Work required: Copy every line that holds the string "legend" from the data below.

%%

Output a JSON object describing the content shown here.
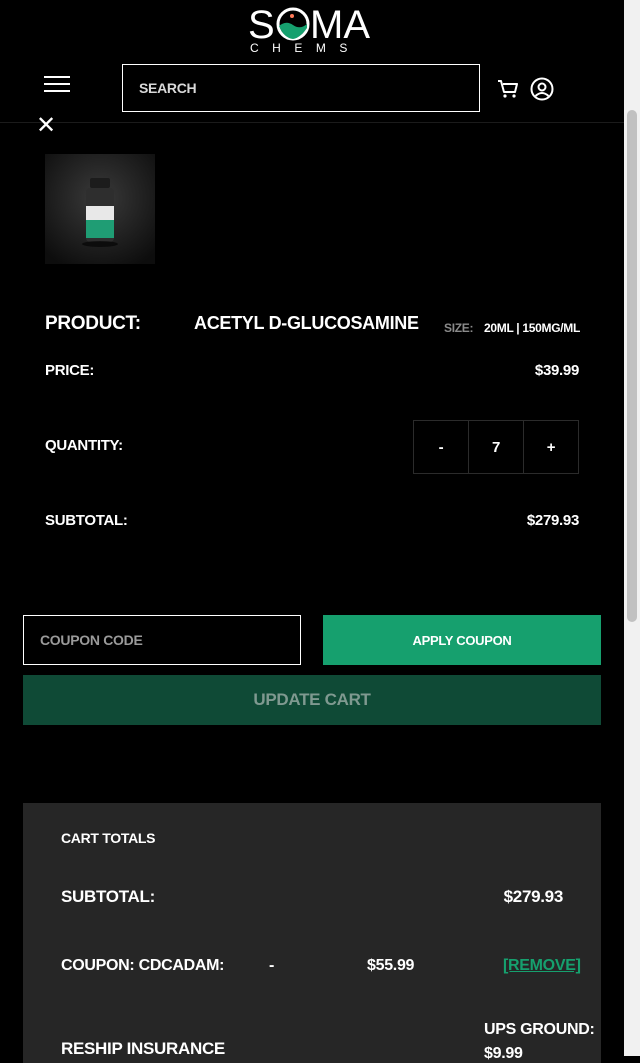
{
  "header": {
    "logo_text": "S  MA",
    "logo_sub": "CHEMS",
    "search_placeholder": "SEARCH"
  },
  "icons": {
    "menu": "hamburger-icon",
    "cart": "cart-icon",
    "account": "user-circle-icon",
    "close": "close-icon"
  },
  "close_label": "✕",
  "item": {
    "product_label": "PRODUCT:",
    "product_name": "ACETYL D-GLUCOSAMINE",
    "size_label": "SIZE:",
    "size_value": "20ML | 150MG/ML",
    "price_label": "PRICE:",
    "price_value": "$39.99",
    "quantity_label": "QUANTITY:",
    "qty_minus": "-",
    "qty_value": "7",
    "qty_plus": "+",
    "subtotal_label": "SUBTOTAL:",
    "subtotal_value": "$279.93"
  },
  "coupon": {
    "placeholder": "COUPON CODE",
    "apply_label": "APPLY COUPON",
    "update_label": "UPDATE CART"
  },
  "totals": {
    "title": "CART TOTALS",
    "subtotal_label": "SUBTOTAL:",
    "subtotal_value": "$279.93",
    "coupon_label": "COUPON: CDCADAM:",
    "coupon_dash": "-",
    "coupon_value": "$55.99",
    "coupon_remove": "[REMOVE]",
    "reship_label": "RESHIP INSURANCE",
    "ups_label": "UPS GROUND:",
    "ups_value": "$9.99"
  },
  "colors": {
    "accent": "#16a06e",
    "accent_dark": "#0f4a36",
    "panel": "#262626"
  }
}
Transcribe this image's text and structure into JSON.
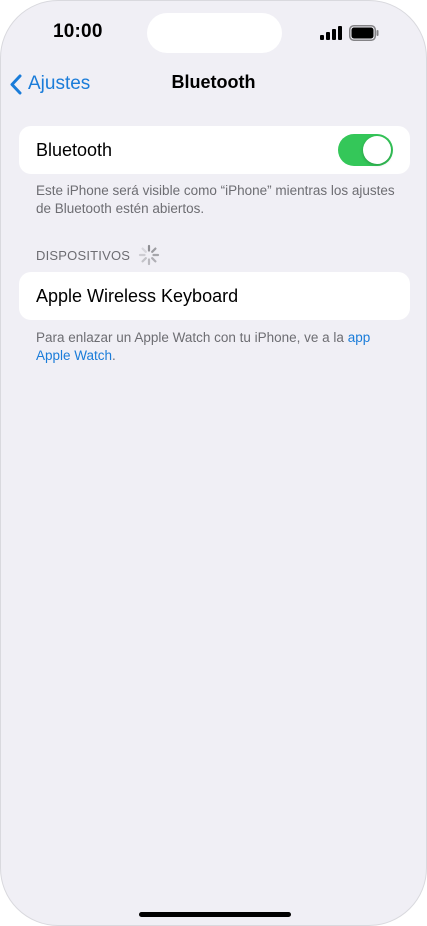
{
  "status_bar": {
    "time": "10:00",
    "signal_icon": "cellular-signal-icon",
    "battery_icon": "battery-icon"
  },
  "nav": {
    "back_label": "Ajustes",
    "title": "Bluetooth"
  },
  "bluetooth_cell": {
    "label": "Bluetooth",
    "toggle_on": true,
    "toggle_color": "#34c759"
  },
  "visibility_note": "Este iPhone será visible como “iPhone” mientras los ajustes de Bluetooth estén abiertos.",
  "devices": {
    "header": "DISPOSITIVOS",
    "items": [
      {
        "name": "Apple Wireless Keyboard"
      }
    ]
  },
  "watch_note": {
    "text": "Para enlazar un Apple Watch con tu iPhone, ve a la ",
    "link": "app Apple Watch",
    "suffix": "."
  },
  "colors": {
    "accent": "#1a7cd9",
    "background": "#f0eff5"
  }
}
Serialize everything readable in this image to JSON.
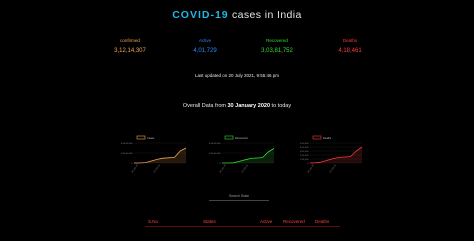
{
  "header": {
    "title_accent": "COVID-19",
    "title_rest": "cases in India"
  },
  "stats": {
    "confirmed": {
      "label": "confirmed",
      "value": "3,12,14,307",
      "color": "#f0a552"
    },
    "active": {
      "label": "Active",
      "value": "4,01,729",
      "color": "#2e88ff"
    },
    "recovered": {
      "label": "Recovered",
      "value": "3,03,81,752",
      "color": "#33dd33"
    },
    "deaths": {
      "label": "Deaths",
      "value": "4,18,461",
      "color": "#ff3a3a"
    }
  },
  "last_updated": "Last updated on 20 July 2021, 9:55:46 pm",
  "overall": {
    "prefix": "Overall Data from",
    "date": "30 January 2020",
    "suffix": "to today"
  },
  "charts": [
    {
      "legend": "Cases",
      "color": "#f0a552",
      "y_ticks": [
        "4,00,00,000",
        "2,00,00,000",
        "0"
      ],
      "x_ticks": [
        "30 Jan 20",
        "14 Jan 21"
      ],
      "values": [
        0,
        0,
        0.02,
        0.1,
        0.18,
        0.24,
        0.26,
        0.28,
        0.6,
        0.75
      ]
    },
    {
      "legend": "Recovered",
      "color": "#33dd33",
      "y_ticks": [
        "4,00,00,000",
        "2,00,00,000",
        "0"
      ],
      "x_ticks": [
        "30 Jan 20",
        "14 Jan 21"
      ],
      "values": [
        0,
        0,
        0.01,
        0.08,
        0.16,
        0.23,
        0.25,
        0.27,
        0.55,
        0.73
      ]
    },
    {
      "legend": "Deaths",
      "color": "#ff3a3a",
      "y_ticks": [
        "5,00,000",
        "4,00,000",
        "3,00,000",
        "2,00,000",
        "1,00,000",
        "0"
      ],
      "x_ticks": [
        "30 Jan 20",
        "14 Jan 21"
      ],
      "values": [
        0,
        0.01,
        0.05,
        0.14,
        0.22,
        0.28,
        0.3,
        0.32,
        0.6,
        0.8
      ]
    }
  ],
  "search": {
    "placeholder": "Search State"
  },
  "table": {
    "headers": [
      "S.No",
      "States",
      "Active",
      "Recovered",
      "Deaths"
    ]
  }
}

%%

Task answer:
      "legend": "Cases",
      "legend": "Recovered",
      "legend": "Deaths",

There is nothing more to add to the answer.